* **Action item**: Read through the listing, and wherever a line holds the word "property", return it.
[[ Material to process open ]]
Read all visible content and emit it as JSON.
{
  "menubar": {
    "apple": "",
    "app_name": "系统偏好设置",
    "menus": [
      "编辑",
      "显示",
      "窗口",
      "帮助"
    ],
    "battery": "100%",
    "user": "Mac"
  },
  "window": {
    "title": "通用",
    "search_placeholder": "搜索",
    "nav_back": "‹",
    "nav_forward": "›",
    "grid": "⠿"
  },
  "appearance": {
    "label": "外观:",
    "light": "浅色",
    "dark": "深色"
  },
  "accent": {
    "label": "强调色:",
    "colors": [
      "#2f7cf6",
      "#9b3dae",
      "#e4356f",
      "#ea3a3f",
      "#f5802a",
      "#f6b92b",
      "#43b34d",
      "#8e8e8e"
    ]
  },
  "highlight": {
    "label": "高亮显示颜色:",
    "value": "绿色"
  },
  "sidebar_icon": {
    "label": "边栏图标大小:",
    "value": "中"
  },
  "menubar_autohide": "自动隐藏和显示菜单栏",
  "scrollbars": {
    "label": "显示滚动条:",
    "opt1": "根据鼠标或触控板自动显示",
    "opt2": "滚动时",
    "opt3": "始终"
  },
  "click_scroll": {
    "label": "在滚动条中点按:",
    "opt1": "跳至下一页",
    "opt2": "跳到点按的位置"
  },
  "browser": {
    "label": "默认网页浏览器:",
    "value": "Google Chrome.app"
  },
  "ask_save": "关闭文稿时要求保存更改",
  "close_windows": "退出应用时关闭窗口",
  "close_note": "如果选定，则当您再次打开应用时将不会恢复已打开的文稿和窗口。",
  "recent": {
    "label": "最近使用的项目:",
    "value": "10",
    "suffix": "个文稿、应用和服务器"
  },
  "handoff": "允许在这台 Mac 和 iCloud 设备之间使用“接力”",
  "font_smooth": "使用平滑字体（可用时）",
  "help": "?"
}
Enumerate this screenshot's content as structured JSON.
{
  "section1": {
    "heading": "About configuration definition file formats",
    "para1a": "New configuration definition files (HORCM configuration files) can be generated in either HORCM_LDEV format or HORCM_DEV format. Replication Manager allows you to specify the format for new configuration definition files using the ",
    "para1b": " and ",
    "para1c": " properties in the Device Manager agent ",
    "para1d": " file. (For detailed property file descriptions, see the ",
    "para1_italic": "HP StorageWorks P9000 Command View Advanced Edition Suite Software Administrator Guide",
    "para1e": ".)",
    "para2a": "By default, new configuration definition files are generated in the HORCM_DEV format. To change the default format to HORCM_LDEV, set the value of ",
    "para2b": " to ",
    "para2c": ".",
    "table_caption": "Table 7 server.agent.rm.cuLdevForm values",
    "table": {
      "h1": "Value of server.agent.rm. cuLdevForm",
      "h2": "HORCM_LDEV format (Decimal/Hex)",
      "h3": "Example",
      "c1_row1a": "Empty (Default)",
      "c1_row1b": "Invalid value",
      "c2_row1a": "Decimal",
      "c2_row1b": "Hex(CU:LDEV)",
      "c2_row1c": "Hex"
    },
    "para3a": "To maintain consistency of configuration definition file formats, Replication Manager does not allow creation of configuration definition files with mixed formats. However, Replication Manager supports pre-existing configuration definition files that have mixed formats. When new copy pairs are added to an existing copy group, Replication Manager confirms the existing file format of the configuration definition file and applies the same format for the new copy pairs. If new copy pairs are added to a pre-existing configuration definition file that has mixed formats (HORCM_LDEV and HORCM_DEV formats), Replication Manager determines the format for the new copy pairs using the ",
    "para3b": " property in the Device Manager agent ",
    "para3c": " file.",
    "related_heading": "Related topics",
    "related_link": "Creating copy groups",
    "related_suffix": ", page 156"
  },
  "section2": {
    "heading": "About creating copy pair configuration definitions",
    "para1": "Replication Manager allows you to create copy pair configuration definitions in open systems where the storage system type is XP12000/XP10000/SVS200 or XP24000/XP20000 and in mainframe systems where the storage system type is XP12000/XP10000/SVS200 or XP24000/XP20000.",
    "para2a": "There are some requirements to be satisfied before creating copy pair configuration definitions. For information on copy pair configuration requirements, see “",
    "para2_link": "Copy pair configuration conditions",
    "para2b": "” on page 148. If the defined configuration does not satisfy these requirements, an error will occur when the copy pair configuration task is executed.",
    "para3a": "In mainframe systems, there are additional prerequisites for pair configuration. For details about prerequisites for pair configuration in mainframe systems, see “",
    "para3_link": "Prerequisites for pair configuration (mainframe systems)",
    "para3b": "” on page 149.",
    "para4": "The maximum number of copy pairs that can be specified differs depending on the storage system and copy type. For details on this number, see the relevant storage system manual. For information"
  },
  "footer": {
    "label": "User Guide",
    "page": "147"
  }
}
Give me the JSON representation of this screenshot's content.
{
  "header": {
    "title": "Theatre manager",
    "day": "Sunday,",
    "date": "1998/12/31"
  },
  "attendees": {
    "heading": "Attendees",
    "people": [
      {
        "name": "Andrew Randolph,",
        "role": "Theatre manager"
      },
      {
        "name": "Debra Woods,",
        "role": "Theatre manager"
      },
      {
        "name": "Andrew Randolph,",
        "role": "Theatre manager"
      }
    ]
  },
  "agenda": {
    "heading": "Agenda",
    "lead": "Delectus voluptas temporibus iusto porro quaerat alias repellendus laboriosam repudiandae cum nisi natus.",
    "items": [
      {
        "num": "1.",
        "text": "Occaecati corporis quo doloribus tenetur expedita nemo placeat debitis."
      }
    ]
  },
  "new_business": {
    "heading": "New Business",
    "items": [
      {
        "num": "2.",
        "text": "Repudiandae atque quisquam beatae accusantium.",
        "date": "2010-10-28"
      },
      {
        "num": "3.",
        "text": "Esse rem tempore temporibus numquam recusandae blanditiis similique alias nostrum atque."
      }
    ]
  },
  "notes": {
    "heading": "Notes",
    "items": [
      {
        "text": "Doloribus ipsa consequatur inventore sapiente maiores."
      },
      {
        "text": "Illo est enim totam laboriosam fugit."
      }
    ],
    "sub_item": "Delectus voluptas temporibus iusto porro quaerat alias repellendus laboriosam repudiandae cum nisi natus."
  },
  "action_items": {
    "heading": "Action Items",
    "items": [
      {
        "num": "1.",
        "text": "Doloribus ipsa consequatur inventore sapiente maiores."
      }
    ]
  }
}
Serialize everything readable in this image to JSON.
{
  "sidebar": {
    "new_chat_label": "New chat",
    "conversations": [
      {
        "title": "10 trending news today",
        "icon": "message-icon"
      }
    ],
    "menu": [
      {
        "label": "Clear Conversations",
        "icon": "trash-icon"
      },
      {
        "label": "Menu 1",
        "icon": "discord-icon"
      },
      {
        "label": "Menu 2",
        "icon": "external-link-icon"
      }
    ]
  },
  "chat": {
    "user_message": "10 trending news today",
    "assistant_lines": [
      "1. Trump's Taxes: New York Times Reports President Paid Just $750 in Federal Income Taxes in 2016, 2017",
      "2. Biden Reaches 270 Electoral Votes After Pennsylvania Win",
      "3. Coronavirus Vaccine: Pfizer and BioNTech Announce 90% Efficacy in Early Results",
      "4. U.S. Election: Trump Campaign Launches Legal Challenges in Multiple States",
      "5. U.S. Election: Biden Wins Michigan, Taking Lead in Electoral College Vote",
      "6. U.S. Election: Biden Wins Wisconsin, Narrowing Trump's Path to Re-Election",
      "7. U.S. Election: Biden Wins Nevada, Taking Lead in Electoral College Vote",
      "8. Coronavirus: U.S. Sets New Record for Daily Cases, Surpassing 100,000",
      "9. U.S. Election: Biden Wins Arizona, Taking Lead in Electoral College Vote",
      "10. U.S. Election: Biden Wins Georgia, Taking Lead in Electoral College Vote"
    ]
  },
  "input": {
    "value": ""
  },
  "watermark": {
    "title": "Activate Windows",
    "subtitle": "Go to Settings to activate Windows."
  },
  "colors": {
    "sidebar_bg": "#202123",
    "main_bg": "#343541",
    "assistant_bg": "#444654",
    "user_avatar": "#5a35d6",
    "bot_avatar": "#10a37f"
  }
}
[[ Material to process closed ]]
* **Result of this exercise**:
    "para1d": " file. (For detailed property file descriptions, see the ",
    "para3b": " property in the Device Manager agent ",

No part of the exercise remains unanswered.